We saw this aspect of learning analytics practice during David Rosenfeld’s aptly titled presentation “Reporting Out Loud.” In it, he detailed some very clever ways he has captured an audience at his organization, athenahealth. Using an internal newsletter as a platform, he not only makes his own program reporting results more visible, but also makes his audience more visible to each other.
This approach has helped create a network effect within the organization, wherein stakeholders and those interested in the results:
- become aware of each other’s interest and efforts to learn more,
- adopt new learning initiatives with measurement and Watershed reports in mind, and ultimately
- share their discoveries and knowledge as those initiatives and interests unfold.
Tip 2: Drive Action through Vision
We also saw the power of a long-term vision during Tim Collins’ presentation titled “Prove it.” He shared how he’s qualifying vendors’ xAPI adoption, as he builds T-Mobile’s new learning ecosystem.
Having won his own audience internally to support his vision of what a data-driven learning architecture can enable, he’s taken that vision and used it to anchor some very direct conversations and tough questions with his vendors.
After all, it’s one thing to say:
I’m interested in your xAPI implementation because I need to check a box, or I think it’s interesting.
And a much different thing to say:
I need to know you have the level of fidelity and quality we require from your xAPI data because it’s paramount to the way we’re going to be conducting learning across the organization.
That’s a very powerful difference.
Tip 3: Use Gateway Data
And, finally, a third aspect of storytelling came in the simple phrase from Alex Crispin at PwC, “Start small, then grow.” It’s a small, but mighty mantra that can get overlooked—but absolutely shouldn’t.
In PwC’s enterprise-wide, global deployment, this mantra has been a crucial part of expanding their learning analytics practice to hundreds of Watershed users and other stakeholders. In fact, Verizon talked about their focus to “start small, then scale” when discussing their analytics approach last year.
Ultimately, creating engagement is all about building interest, and you have to pique a little curiosity before you can generate widespread interest. David Rosenfeld’s presentation talked about this concept as gateway data—or early, curated glimpses of data that would inspire his audience to start asking questions and find out more.
We heard a similar lesson in Will Philbrick’s story of how he’s helped Travelers insurance enable xAPI in more than 75% of all their internal content. He started with just a few courses and used those early results from the captured learning data to engage stakeholders and forge conversations that “created commitment” by shifting stakeholders’ mindsets from skepticism to collaborative problem-solving.
The Balance of Technology & Storytelling
On a personal note...

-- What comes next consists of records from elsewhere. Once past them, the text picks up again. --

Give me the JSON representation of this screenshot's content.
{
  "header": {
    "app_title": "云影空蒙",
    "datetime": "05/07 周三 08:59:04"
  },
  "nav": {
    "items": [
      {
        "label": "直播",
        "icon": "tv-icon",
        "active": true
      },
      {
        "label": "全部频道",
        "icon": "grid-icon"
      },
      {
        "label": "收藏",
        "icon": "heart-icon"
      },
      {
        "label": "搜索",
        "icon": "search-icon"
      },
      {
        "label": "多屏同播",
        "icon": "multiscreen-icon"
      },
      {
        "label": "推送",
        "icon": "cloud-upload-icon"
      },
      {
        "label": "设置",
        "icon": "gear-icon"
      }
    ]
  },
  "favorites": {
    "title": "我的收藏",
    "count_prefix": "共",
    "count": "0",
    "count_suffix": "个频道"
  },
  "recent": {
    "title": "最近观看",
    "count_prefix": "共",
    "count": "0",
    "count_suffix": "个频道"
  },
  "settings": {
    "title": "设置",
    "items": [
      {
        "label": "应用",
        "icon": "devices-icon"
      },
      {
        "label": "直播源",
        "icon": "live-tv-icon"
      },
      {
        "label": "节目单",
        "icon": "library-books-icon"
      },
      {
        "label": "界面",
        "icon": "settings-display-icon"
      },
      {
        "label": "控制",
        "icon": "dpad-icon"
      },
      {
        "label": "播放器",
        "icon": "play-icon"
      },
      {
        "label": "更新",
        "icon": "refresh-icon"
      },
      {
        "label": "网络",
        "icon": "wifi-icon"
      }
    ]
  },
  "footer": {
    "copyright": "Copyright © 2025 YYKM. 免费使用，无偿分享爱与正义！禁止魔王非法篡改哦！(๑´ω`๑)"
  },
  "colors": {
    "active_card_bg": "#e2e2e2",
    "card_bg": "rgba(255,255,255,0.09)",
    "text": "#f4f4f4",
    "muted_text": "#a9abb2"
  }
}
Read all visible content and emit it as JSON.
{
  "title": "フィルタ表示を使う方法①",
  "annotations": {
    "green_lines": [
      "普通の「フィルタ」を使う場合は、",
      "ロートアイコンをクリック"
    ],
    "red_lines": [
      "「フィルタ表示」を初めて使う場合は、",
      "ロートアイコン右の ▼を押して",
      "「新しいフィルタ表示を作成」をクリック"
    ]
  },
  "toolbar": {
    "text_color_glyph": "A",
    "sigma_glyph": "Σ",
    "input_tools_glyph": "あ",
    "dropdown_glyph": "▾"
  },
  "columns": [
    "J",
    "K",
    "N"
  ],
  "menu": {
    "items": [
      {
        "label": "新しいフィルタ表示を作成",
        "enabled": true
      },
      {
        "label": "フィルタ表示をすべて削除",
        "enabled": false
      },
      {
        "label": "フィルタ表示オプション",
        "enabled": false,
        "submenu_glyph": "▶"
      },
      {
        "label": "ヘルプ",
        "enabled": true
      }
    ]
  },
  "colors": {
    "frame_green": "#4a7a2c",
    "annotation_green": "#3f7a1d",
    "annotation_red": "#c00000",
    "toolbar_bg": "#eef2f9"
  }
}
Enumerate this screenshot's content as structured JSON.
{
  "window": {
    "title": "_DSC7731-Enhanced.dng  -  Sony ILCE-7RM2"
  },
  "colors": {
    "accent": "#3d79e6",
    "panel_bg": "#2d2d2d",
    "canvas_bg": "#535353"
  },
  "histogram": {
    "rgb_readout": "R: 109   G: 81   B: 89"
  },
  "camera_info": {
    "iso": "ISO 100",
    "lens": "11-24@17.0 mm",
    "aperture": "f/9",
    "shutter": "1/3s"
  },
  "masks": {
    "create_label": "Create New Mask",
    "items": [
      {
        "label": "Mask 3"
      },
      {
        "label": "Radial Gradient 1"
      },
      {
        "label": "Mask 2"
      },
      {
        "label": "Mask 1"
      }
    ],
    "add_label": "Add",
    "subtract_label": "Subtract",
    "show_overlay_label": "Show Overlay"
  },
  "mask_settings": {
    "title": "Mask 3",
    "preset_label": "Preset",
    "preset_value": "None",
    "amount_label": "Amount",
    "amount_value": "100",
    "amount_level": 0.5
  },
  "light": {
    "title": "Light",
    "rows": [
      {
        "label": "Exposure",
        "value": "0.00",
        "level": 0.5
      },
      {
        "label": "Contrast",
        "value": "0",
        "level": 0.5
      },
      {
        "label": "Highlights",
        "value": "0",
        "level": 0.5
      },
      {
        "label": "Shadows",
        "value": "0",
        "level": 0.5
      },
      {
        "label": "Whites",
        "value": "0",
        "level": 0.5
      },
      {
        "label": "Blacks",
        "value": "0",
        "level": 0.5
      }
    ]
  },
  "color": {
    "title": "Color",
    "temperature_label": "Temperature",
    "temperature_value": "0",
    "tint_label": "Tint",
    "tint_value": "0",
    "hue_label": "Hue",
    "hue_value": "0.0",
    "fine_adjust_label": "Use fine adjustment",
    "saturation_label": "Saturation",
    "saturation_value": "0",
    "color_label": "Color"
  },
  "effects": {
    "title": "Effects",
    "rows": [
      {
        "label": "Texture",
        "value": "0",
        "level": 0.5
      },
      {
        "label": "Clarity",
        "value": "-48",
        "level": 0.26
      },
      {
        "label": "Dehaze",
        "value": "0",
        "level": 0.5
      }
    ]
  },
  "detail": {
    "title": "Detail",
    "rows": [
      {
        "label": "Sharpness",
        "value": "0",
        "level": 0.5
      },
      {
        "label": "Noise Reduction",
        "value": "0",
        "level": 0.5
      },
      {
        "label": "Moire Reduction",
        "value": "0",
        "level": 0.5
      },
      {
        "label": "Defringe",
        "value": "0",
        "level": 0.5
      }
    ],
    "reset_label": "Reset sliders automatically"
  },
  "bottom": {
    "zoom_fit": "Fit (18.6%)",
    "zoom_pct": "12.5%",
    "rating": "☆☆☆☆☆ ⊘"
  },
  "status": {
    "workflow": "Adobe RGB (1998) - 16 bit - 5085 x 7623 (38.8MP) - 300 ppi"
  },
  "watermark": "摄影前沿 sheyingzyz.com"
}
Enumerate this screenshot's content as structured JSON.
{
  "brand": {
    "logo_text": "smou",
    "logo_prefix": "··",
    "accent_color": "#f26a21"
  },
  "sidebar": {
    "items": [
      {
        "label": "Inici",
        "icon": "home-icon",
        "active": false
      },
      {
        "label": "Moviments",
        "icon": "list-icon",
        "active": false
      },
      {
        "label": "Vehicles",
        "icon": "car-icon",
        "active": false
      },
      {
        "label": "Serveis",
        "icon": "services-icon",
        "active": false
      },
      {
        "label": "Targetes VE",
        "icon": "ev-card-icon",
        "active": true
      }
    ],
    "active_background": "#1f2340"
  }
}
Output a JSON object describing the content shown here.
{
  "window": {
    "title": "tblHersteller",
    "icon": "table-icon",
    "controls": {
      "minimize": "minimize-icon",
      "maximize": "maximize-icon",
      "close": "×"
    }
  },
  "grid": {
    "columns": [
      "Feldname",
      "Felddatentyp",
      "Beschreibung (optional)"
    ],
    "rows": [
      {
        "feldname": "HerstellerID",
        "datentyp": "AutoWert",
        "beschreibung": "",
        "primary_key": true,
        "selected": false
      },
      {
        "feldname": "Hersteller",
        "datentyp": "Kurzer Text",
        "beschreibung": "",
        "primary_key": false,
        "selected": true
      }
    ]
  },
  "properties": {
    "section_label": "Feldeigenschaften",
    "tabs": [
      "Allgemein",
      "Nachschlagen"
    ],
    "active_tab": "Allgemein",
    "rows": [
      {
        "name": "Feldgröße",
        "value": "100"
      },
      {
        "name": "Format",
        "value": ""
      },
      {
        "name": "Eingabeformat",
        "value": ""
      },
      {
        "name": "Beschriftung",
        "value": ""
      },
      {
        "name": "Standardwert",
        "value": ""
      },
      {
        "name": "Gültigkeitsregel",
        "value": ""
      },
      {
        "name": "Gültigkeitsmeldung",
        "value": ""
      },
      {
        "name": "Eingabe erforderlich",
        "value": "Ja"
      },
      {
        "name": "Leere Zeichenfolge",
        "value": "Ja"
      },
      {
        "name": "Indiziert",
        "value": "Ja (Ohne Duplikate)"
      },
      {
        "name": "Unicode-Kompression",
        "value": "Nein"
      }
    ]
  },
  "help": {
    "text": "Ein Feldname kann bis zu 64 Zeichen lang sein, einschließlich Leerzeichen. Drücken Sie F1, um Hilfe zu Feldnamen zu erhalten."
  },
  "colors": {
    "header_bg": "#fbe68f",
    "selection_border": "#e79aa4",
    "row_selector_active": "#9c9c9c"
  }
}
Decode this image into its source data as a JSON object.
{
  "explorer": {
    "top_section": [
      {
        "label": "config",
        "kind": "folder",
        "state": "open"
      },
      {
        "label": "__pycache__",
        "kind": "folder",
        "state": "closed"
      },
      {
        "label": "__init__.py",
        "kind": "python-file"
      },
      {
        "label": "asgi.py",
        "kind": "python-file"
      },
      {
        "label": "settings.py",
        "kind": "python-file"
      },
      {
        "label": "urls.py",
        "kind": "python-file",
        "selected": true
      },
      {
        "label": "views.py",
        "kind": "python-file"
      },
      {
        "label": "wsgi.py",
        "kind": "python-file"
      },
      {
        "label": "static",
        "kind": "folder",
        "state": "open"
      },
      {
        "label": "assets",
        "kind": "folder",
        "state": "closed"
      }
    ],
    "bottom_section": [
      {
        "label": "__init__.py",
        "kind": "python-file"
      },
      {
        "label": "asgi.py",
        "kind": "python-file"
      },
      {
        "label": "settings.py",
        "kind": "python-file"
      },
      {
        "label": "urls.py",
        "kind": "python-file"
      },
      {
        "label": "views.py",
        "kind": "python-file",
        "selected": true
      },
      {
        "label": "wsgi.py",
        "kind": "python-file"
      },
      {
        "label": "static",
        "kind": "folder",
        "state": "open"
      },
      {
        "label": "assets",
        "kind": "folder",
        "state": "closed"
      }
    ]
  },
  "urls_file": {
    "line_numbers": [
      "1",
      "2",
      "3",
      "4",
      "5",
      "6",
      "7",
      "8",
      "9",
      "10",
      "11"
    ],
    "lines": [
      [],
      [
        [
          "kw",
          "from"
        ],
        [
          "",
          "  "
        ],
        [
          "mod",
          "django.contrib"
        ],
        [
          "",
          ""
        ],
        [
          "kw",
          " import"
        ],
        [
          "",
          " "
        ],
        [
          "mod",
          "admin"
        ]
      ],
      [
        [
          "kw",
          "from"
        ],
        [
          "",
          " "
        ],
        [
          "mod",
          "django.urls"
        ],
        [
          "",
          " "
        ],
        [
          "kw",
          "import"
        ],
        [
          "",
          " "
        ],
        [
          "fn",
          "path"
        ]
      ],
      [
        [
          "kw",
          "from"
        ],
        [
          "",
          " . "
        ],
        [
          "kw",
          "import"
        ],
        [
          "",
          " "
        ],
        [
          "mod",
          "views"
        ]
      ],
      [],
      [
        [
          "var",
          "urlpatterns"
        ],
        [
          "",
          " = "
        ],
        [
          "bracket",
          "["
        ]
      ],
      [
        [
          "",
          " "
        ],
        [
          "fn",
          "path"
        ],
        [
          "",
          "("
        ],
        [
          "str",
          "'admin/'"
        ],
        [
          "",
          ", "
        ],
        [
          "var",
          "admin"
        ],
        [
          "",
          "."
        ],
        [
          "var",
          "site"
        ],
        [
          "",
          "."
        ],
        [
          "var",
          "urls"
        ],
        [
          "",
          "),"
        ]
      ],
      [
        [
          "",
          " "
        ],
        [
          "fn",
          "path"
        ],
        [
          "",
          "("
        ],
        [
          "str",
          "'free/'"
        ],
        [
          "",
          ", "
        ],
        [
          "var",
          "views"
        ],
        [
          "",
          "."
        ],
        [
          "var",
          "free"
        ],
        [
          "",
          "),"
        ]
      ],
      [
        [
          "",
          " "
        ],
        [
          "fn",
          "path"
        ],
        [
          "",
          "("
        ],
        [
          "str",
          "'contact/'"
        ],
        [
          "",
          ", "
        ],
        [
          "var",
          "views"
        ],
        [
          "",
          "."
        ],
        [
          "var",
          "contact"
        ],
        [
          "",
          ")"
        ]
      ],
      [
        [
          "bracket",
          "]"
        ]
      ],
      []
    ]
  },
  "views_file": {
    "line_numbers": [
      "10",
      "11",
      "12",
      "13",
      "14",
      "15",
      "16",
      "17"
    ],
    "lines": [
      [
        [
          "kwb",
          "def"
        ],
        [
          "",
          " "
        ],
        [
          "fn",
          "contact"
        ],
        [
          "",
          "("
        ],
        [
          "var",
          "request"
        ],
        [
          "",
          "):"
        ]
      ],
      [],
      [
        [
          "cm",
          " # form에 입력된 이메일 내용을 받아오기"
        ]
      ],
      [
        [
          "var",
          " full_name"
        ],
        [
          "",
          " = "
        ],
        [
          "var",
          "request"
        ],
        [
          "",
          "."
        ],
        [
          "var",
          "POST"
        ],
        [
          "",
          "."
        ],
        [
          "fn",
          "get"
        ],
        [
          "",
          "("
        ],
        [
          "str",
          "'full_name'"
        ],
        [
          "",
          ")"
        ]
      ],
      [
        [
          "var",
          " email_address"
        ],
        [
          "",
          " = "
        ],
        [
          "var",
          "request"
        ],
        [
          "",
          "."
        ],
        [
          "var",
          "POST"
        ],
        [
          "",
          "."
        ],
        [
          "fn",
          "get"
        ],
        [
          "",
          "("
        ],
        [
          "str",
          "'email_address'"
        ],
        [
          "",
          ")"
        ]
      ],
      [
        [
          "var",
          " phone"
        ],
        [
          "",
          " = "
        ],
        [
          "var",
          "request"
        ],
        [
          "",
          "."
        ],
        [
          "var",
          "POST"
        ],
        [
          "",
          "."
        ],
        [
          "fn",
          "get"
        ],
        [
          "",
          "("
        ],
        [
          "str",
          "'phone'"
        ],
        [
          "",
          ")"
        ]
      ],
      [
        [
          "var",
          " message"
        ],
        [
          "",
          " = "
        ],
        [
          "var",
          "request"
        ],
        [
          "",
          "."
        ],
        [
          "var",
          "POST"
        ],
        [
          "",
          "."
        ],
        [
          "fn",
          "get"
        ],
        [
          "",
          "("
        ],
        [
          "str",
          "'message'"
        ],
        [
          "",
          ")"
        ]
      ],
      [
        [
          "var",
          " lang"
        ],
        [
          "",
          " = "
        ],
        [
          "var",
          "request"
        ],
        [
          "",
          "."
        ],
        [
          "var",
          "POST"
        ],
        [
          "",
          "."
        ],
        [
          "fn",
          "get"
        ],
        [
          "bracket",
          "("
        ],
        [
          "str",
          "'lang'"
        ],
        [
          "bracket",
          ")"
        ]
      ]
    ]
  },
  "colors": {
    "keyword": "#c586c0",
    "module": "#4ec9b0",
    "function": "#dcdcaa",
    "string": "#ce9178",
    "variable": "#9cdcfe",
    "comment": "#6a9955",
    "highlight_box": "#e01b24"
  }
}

My response to these lessons is to continue emphasizing Watershed not only as a technology platform that enables modern learning ecosystems, but also as a trusted guide for our clients to help build their visions of the future, tell meaningful stories from the data, and engage the audiences that matter most to them. (For more on that, check out Watershed's Direction in our product blog channel.)
In a broader sense...
It’s this dual effort between technology and storytelling that will ultimately inspire investments in learning and drive the changes that are happening in the world of learning. In fact, we continue to see an increase in executive pressure to measure L&D’s impact on the business—which we’ll explore in our next post.
Stay Tuned: Tips from L&D Practitioners
Over the next several weeks, we’ll explore how L&D practitioners are marrying data with storytelling, and share their best practices so you can do the same. Next week, we’ll first dive into the key takeaways from our annual global survey, Measuring the Business Impact of Learning. Specifically, you’ll see a growing shift in the way both L&D professionals and the organization as a whole view learning analytics.